GOAL OF THE EXERCISE: Please state how many lines of the data below contain the word "type", offering nothing besides the number.

------------

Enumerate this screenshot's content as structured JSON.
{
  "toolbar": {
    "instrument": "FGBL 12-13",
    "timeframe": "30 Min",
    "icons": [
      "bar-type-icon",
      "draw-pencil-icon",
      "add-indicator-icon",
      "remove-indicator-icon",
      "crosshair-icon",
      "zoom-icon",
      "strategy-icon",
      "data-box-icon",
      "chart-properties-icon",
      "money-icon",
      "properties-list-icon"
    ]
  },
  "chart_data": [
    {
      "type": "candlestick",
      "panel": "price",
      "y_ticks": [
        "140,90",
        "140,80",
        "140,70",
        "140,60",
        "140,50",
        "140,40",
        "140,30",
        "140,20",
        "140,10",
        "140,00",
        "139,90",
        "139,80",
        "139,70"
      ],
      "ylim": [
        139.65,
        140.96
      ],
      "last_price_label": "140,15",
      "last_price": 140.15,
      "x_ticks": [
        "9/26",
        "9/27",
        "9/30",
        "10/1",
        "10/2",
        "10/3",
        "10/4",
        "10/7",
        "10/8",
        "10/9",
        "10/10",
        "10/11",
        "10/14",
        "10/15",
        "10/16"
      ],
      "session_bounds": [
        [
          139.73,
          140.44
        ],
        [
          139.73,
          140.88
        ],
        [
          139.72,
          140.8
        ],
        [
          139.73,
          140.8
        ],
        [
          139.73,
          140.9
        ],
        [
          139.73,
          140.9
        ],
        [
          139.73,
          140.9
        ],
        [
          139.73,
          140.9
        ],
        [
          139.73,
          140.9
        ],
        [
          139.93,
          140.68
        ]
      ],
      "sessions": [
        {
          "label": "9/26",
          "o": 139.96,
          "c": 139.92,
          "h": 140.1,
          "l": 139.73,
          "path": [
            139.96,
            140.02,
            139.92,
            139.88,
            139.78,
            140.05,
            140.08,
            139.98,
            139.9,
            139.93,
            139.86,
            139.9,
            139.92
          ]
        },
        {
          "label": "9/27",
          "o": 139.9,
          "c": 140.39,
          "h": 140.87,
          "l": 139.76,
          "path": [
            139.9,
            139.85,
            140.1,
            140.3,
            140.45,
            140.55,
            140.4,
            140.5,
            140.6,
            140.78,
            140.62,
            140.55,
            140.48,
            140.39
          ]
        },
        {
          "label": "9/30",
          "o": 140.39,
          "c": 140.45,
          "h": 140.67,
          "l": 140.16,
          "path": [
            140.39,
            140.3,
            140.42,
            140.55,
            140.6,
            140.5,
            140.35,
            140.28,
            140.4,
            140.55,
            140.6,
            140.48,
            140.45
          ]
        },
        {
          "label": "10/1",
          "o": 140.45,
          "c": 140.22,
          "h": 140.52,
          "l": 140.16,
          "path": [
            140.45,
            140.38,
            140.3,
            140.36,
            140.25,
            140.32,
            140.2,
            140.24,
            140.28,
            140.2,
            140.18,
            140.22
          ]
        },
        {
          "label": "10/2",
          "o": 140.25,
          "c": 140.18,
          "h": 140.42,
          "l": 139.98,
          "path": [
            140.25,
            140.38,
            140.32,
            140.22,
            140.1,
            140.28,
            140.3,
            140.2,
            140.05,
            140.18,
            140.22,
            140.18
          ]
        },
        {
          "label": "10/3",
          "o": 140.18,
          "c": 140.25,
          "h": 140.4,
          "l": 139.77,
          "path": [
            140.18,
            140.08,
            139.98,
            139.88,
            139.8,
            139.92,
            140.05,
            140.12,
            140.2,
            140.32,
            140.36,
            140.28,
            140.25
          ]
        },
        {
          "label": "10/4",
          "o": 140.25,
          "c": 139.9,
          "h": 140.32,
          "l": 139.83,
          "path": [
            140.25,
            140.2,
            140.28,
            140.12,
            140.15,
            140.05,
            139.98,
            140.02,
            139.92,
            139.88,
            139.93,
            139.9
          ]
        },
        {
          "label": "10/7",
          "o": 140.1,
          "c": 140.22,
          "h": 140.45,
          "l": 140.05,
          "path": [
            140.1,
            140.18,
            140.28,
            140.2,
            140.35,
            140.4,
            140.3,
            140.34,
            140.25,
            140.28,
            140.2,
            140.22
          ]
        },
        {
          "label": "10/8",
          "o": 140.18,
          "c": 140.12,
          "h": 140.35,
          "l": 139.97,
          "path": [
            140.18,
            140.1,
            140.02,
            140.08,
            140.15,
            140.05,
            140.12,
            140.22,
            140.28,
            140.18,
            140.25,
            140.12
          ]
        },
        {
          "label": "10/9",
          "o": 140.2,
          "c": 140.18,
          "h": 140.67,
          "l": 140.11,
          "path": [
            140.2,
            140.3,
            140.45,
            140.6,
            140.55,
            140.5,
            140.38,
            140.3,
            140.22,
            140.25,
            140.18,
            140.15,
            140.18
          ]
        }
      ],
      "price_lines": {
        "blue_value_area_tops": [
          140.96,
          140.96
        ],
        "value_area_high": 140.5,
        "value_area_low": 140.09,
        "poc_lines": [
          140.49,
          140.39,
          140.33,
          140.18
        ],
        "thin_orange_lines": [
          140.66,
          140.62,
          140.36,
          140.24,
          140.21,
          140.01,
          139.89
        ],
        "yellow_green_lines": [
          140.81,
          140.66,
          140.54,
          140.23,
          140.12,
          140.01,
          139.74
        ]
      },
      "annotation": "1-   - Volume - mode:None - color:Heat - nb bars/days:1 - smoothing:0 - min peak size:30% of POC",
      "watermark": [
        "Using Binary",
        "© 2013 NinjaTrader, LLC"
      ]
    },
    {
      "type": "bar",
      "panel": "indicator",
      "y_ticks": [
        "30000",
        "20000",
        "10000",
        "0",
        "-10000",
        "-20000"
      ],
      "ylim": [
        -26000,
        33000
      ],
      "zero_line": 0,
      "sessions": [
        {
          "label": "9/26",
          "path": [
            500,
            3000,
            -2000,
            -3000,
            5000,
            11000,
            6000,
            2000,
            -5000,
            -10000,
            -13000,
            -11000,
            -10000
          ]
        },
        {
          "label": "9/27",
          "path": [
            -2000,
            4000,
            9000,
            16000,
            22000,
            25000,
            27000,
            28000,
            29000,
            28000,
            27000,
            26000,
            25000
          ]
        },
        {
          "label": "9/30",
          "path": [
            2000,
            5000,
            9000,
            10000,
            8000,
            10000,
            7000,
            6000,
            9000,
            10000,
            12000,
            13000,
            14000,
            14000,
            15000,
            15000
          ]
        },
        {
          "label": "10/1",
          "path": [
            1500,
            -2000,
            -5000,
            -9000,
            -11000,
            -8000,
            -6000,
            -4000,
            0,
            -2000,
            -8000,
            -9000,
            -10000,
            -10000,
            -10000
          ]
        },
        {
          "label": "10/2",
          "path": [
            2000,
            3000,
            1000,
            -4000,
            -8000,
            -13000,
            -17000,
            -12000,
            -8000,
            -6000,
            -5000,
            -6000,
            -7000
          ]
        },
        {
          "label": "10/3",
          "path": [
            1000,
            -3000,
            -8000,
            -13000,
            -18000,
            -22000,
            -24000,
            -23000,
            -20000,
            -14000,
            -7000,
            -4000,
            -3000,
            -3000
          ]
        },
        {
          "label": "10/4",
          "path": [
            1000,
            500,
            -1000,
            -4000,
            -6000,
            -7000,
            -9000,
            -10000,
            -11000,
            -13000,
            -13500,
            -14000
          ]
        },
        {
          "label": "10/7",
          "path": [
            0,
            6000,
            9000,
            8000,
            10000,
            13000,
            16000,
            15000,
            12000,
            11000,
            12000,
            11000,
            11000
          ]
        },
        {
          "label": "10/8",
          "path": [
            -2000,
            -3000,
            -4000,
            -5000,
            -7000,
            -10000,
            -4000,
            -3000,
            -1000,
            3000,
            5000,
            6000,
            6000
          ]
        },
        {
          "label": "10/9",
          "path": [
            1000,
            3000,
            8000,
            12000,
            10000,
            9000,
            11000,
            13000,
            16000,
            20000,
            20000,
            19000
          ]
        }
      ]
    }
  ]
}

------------

EXPECTED ANSWER: 3